Exodus

(ĕk`sədəs), book of the Bible, 2d of the 5 books of the Law (the Pentateuch or Torah) ascribed by tradition to Moses. The book continues the story of the ancestors of Israel in Egypt, now grown in number to a large landless population enslaved by the pharaoh. Although the book describes all 12 tribes, it is much more likely that the book is based on the traditions of a group of nomadic Hebrews whose sojourn in Egypt became one of oppression and slavery. Grouped around Moses, they were freed from bondage at the Red Sea. Their saga and their Mosaic religion became the determinative feature of the great national epic that is enshrined in the Pentateuch and the historical books of the Hebrew Bible. The religious and 12-tribe political establishment of the later Temple period is read back into the Exodus narrative. The events of the book may be outlined as follows: first, the bondage in Egypt, from which God prepares liberation through the agency of Moses, including Moses' early career and vocation, and the first nine plagues of Egypt; second, the exodus proper, with the plague of the first-born and the institution of the Passover and the dry crossing through the Red Sea; third, the first divine legislation at Mt. Sinai.
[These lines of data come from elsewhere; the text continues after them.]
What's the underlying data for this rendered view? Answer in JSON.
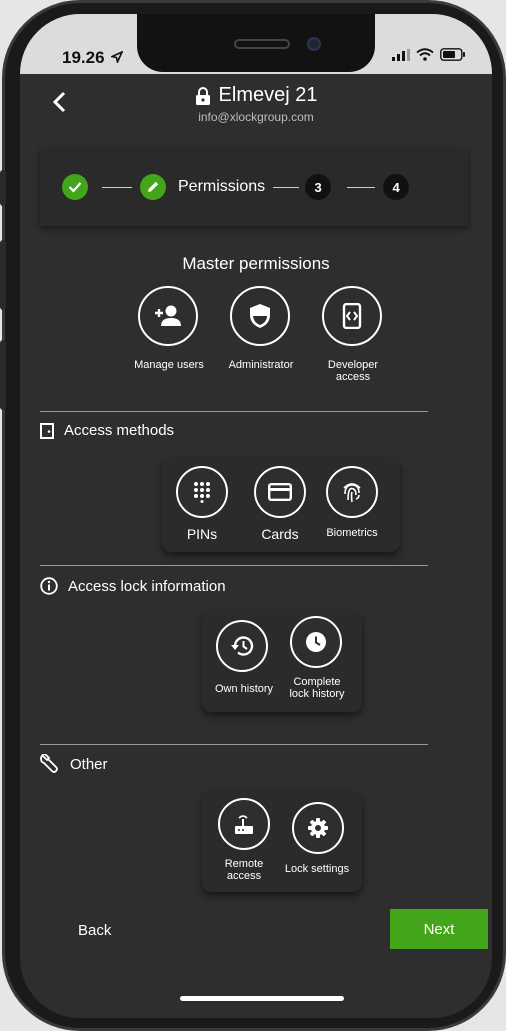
{
  "status": {
    "time": "19.26"
  },
  "header": {
    "title": "Elmevej 21",
    "subtitle": "info@xlockgroup.com"
  },
  "stepper": {
    "current_label": "Permissions",
    "step3": "3",
    "step4": "4"
  },
  "master": {
    "title": "Master permissions",
    "items": [
      {
        "label": "Manage users",
        "icon": "add-user-icon"
      },
      {
        "label": "Administrator",
        "icon": "shield-icon"
      },
      {
        "label": "Developer access",
        "icon": "developer-icon"
      }
    ]
  },
  "access_methods": {
    "title": "Access methods",
    "items": [
      {
        "label": "PINs",
        "icon": "keypad-icon"
      },
      {
        "label": "Cards",
        "icon": "card-icon"
      },
      {
        "label": "Biometrics",
        "icon": "fingerprint-icon"
      }
    ]
  },
  "lock_info": {
    "title": "Access lock information",
    "items": [
      {
        "label": "Own history",
        "icon": "history-icon"
      },
      {
        "label": "Complete lock history",
        "icon": "clock-icon"
      }
    ]
  },
  "other": {
    "title": "Other",
    "items": [
      {
        "label": "Remote access",
        "icon": "router-icon"
      },
      {
        "label": "Lock settings",
        "icon": "gear-icon"
      }
    ]
  },
  "footer": {
    "back": "Back",
    "next": "Next"
  },
  "colors": {
    "accent": "#43a519",
    "background": "#2e2e2e"
  }
}
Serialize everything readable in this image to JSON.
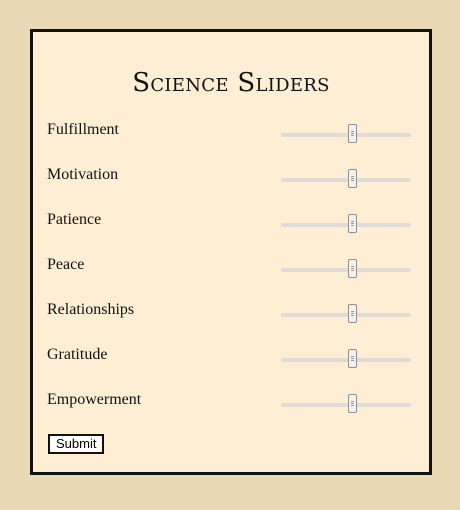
{
  "form": {
    "title": "Science Sliders",
    "submit_label": "Submit"
  },
  "sliders": [
    {
      "label": "Fulfillment",
      "value": 55
    },
    {
      "label": "Motivation",
      "value": 55
    },
    {
      "label": "Patience",
      "value": 55
    },
    {
      "label": "Peace",
      "value": 55
    },
    {
      "label": "Relationships",
      "value": 55
    },
    {
      "label": "Gratitude",
      "value": 55
    },
    {
      "label": "Empowerment",
      "value": 55
    }
  ],
  "colors": {
    "page_background": "#e8dab4",
    "panel_background": "#feefd4",
    "border": "#111111"
  }
}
The last portion includes the Ten Commandments, a law code, directions for a tabernacle and worship, the designation of Aaron as high priest, the first national apostasy in worshiping the golden calf, a brief restatement of the code, and the institution of the tabernacle.

Bibliography

See studies by N. M. Sarna (1986), J. Durham (1987), and T. E. Fretheim (1991).

Exodus

Jewish captives escape Pharaoh’s bondage. [O.T.: Exodus]
See: Escape

Exodus

departure of Israelites from Egypt under Moses. [O.T.: Exodus]
See: Journey

Exodus

1. the. the departure of the Israelites from Egypt led by Moses
2. the second book of the Old Testament, recounting the events connected with this and the divine visitation of Moses at Mount Sinai

EXODUS

(database)
An extensible database project developed at the University of Wisconsin.

eXodus

(2)
A package from White Pines allowing the Macintosh to be used as an X server.
References in periodicals archive ?
It is also surprising that the Sabbath isn't alluded to in Deuteronomy outside the Decalogue, as it is in the Book of Exodus (Exodus 31:12-18, 35:2-3).
For example, Umberto Cassuto (A Commentary on the Book of Exodus [Jerusalem: Magnes Press, 1967], 327, 453) writes that the Israelites would have been able to purchase the needed materials from caravans that passed near them in the wilderness, and he noted that the text in Exodus followed the literary style of the ancient East.
One Soldier with a theological education is leading a study on the book of Exodus.
Based loosely on the Biblical book of Exodus, Holly Hannon's splendid illustrations perfectly showcase Sylvia Rouss The Littlest Frog and is a picturebook specifically meant for young ones ages 3-6.
The book of Exodus frequently gives us indications of what this time of vigil was like: "The people grumbled against Moses, 'We are disgusted with this wretched food .
In the book of Exodus (20:7), God tells the Israelites that "Thou shalt not take the name of the Lord thy God in vain; for the Lord shall not hold him guiltless that taketh his name in vain.
Elizabeth, a member of the First Baptist Church in Broomfield, likes the Bible, so opted to share the book of Exodus with her class.
The Book of Exodus is the background that presents Moses as the adopted child who rose in defence of his people, became a hero on the run and wrestled with his call to serve God and his people.
one of the Pharaonic plagues described in the biblical book of Exodus, occurring around 1491 BC, and an epidemic in seventeenth century Europe [15]), but evidence is weak.
The fact that almost the entire Book of Exodus is dedicated to the most intricate and detailed descriptions of the building, contents, materials, assemblage, and even timing of the assemblage of the Mishkan along this journey, indicates an enduring importance to the People of Israel that is significant beyond its literal physical attributes.
A wonderful chapter shows how the well-known Biblical confrontation of Moses and Pharaoh in the Book of Exodus is transformed into vibrant poetry by Dunbar and Johnson.